Like the remnants of the easterlies, her early adulthood was just a mild dribble, the one that is assured of reaching a safe haven. Shambles were rare except for the occasional outburst rooted in an enthusiastic aspiration.  Sounds of Amma returned; this time more assured than ever before. They were sometimes inquisitive, sometimes interrogative and on rare instances, a yearning call for love. 

Across the fields she straddled, her right hand still holding her skirt.  Into the wild she plunged, fearless in her gait. Lovingly she coddled the two of our billy goats. With conviction she refused all of the marital matches that befell. 

One fine morning on what we presumed to be the last of the year’s shower, they came, those men dressed in boots and coats, selling hope to the young in the woodland. With her comrades gone in wedlock, she was left to lurk alone in the field and wilderness.  Our protests within the house grew louder, and she responded with cries of resistance and at times staunch silence. 

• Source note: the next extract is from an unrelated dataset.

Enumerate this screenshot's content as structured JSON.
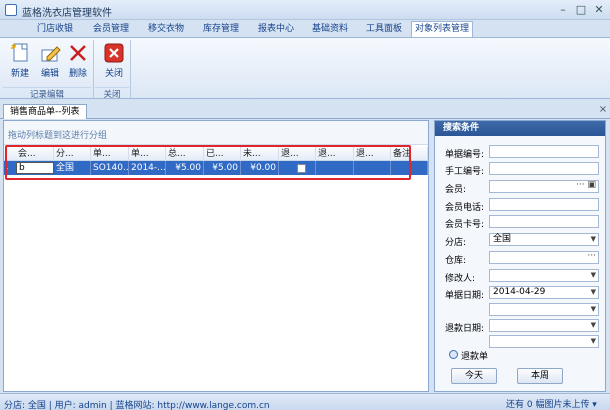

That cloudy day, when faux grey skies betrayed with a benign sprinkle, she left, baggage in hand mounting the sloppy walkway; the same one she descended excitedly as a kid on seeing me at the doorway, accompanied by strange men. A favourable land they promised- not as undulating and devoid of deluge.  

Into the abyss, they drove as he and I stood at the gateway, teary-eyed. No, there was no Amma, not even a soft whisper as I had hoped; none in the last decade. 

 

Across the fields she straddled, her right hand still holding her skirt.  Into the wild she plunged, fearless in her gait. Lovingly she coddled the two of our billy goats. With conviction she refused all of the marital matches that befell.